## ACTION ITEM
Set down all of the data exactly as it appears.

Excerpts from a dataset

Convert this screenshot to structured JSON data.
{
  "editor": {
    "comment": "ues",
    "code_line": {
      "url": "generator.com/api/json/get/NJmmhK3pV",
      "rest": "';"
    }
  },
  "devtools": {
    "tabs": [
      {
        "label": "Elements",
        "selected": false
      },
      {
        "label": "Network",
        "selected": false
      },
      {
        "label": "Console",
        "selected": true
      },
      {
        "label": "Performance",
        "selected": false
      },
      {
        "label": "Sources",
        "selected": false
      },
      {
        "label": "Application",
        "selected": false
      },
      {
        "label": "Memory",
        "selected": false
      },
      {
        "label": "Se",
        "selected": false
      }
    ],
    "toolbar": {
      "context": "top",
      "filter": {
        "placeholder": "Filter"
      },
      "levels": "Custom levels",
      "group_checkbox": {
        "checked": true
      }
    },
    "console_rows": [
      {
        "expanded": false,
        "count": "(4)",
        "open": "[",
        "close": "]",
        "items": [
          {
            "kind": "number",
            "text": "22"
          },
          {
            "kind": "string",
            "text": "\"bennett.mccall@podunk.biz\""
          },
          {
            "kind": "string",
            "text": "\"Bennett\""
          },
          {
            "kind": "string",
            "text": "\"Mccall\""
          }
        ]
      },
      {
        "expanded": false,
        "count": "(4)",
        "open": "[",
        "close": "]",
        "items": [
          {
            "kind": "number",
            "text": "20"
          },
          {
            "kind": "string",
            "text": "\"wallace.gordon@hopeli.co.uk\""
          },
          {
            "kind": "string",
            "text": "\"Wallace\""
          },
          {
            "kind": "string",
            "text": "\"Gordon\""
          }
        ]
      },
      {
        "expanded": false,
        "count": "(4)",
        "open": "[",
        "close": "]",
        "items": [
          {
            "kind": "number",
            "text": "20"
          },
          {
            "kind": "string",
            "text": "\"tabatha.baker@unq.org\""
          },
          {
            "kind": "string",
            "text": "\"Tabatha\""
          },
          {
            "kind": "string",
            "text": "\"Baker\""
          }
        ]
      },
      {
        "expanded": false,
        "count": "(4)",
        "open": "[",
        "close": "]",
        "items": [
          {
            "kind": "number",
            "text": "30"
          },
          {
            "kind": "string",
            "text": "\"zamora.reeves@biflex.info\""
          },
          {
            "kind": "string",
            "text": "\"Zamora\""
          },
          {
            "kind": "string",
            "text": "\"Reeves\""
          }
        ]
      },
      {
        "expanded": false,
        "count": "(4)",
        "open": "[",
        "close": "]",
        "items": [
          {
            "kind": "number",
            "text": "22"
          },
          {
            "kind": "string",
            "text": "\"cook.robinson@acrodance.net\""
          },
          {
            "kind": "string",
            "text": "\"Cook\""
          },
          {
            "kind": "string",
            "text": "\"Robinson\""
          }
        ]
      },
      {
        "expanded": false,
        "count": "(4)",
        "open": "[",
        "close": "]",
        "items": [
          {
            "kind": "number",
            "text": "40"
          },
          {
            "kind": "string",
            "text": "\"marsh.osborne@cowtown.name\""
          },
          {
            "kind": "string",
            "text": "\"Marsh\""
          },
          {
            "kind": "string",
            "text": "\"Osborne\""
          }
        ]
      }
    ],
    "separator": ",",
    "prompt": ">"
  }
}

## SOLUTION BELOW
Convert this screenshot to structured JSON data.
{
  "editor": {
    "comment": "ues",
    "code_line": {
      "url": "generator.com/api/json/get/NJmmhK3pV",
      "rest": "';"
    }
  },
  "devtools": {
    "tabs": [
      {
        "label": "Elements",
        "selected": false
      },
      {
        "label": "Network",
        "selected": false
      },
      {
        "label": "Console",
        "selected": true
      },
      {
        "label": "Performance",
        "selected": false
      },
      {
        "label": "Sources",
        "selected": false
      },
      {
        "label": "Application",
        "selected": false
      },
      {
        "label": "Memory",
        "selected": false
      },
      {
        "label": "Se",
        "selected": false
      }
    ],
    "toolbar": {
      "context": "top",
      "filter": {
        "placeholder": "Filter"
      },
      "levels": "Custom levels",
      "group_checkbox": {
        "checked": true
      }
    },
    "console_rows": [
      {
        "expanded": false,
        "count": "(4)",
        "open": "[",
        "close": "]",
        "items": [
          {
            "kind": "number",
            "text": "22"
          },
          {
            "kind": "string",
            "text": "\"bennett.mccall@podunk.biz\""
          },
          {
            "kind": "string",
            "text": "\"Bennett\""
          },
          {
            "kind": "string",
            "text": "\"Mccall\""
          }
        ]
      },
      {
        "expanded": false,
        "count": "(4)",
        "open": "[",
        "close": "]",
        "items": [
          {
            "kind": "number",
            "text": "20"
          },
          {
            "kind": "string",
            "text": "\"wallace.gordon@hopeli.co.uk\""
          },
          {
            "kind": "string",
            "text": "\"Wallace\""
          },
          {
            "kind": "string",
            "text": "\"Gordon\""
          }
        ]
      },
      {
        "expanded": false,
        "count": "(4)",
        "open": "[",
        "close": "]",
        "items": [
          {
            "kind": "number",
            "text": "20"
          },
          {
            "kind": "string",
            "text": "\"tabatha.baker@unq.org\""
          },
          {
            "kind": "string",
            "text": "\"Tabatha\""
          },
          {
            "kind": "string",
            "text": "\"Baker\""
          }
        ]
      },
      {
        "expanded": false,
        "count": "(4)",
        "open": "[",
        "close": "]",
        "items": [
          {
            "kind": "number",
            "text": "30"
          },
          {
            "kind": "string",
            "text": "\"zamora.reeves@biflex.info\""
          },
          {
            "kind": "string",
            "text": "\"Zamora\""
          },
          {
            "kind": "string",
            "text": "\"Reeves\""
          }
        ]
      },
      {
        "expanded": false,
        "count": "(4)",
        "open": "[",
        "close": "]",
        "items": [
          {
            "kind": "number",
            "text": "22"
          },
          {
            "kind": "string",
            "text": "\"cook.robinson@acrodance.net\""
          },
          {
            "kind": "string",
            "text": "\"Cook\""
          },
          {
            "kind": "string",
            "text": "\"Robinson\""
          }
        ]
      },
      {
        "expanded": false,
        "count": "(4)",
        "open": "[",
        "close": "]",
        "items": [
          {
            "kind": "number",
            "text": "40"
          },
          {
            "kind": "string",
            "text": "\"marsh.osborne@cowtown.name\""
          },
          {
            "kind": "string",
            "text": "\"Marsh\""
          },
          {
            "kind": "string",
            "text": "\"Osborne\""
          }
        ]
      }
    ],
    "separator": ",",
    "prompt": ">"
  }
}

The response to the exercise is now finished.